Amendment 23, in the name of Tavish Scott, would require the Parliament to approve the island-proofing guidance. I understand that that might be helpful and I accept that there are good intentions behind the amendment, but I am concerned that the approach might restrict the ability of island communities to input when guidance was being developed. I will wait to hear what Tavish Scott says about that.

I say to Jamie Greene that amendment 21 would not have the same effect as amendment 23. Amendment 21 is about consulting local authorities as we develop the guidance, whereas, as far as I can see, the effect of amendment 23 would be that every change to the guidance would require a parliamentary vote, which I think would limit community involvement.

Tavish Scott (Shetland Islands) (LD)

Amendment 23 would require the Scottish ministers to lay before the Parliament for its approval guidance on the section 7 duty.

I reflected on the debate that the committee had last week about the exhaustive—or otherwise—nature of the islands plan and matters therein, and I absolutely take the committee’s point that there is a debate to be had about whether to include a list. The example of broadband works both ways. Should there be a right to broadband coverage of a certain level in the islands? Absolutely, but would a provision on coverage of a certain level be future proofed, given that technology moves on? There is certainly a debate to be had, and I entirely take the committee’s views on that.

It follows that if so much is to be in guidance—and a theme of the bill appears to be that much will be done by way of guidance—it is appropriate that the Parliament should have an opportunity to see and approve the guidance.

I entirely take Gail Ross’s point. Amendment 23 is not intended in any way to restrict the ability of islands, or of any group, organisation, business or local authority, to take a view on the guidance and to get involved with Government in ensuring that the guidance is correct and appropriate for the islands. Such restriction would be entirely counterproductive.

Nevertheless, the Parliament should have a role in approving the guidance. The Parliament sees an awful lot of guidance, and given how little detail is in the bill and how much will come through in guidance, it is appropriate that we test the arguments as to how the Parliament oversees the process and carries out its proper role in scrutinising ministerial activity. I commend amendment 23 to the committee.

Stewart Stevenson

I support what Gail Ross and Colin Smyth said about amendments 45 and 73.

On amendment 43, we must consider how the insertion of the word “due” qualifies the word “regard”. I take it as restricting rather than expanding the regard that must be had—only “due regard” must be had. I cannot see an argument for adding “due”.

Mike Rumbles

With due respect to Jamie Greene, his amendments would not achieve what he thinks they would. The bill will be weakened if we agree to them, so I urge him not to press amendment 43 and not to move his other amendments.

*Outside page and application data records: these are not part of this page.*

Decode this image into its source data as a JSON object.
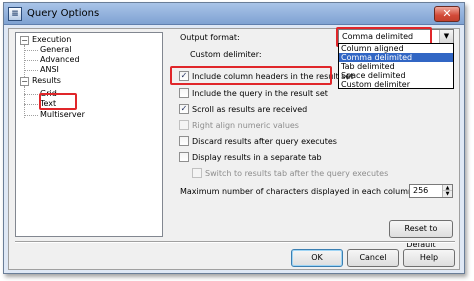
{
  "window": {
    "title": "Query Options",
    "close_glyph": "✕",
    "app_icon_glyph": "≡"
  },
  "tree": {
    "toggle_glyph": "−",
    "items": [
      {
        "label": "Execution"
      },
      {
        "label": "General"
      },
      {
        "label": "Advanced"
      },
      {
        "label": "ANSI"
      },
      {
        "label": "Results"
      },
      {
        "label": "Grid"
      },
      {
        "label": "Text"
      },
      {
        "label": "Multiserver"
      }
    ]
  },
  "form": {
    "output_format_label": "Output format:",
    "output_format_value": "Comma delimited",
    "dropdown_arrow_glyph": "▼",
    "output_format_options": [
      {
        "label": "Column aligned"
      },
      {
        "label": "Comma delimited"
      },
      {
        "label": "Tab delimited"
      },
      {
        "label": "Space delimited"
      },
      {
        "label": "Custom delimiter"
      }
    ],
    "custom_delimiter_label": "Custom delimiter:",
    "check_glyph": "✓",
    "checkboxes": [
      {
        "label": "Include column headers in the result set",
        "checked": true,
        "enabled": true
      },
      {
        "label": "Include the query in the result set",
        "checked": false,
        "enabled": true
      },
      {
        "label": "Scroll as results are received",
        "checked": true,
        "enabled": true
      },
      {
        "label": "Right align numeric values",
        "checked": false,
        "enabled": false
      },
      {
        "label": "Discard results after query executes",
        "checked": false,
        "enabled": true
      },
      {
        "label": "Display results in a separate tab",
        "checked": false,
        "enabled": true
      },
      {
        "label": "Switch to results tab after the query executes",
        "checked": false,
        "enabled": false
      }
    ],
    "max_chars_label": "Maximum number of characters displayed in each column:",
    "max_chars_value": "256",
    "spin_up_glyph": "▲",
    "spin_down_glyph": "▼",
    "reset_button": "Reset to Default"
  },
  "buttons": {
    "ok": "OK",
    "cancel": "Cancel",
    "help": "Help"
  },
  "colors": {
    "highlight": "#e0262a",
    "selection": "#3166c4",
    "titlebar": "#8fb0dd"
  }
}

Tavish Scott is absolutely right with his amendment 23; Parliament should approve the guidance by resolution, because a lot is going into the guidance. The bill is an enabling bill, and we had a discussion about what it should include. I cannot see anything wrong with the minister producing the guidance and then putting it before Parliament so that we can have our say on it. We can only say yes or no; it is not as though we will be interfering with the guidance, as it were. That is a proper role for Parliament, so amendment 23 is absolutely essential. I also support the other amendments in the group.

John Finnie

I will restrict my comment to Tavish Scott’s amendment 23. As Mike Rumbles said, the bill is a piece of enabling legislation and the amendment would be complementary to it. Importantly, it would give Parliament joint ownership, which can only be positive. Therefore, I support Tavish Scott’s amendment 23.

Gail Ross

I have a question about amendment 23. Would Parliament approve the guidance when it is complete, or would it have to approve every small change as the guidance develops? It will be a flexible rather than a fixed document. How many times does the member expect it to come back to Parliament?

The Convener

Is Tavish Scott asking to make an intervention?

Tavish Scott

I apologise, convener. I am not sure wha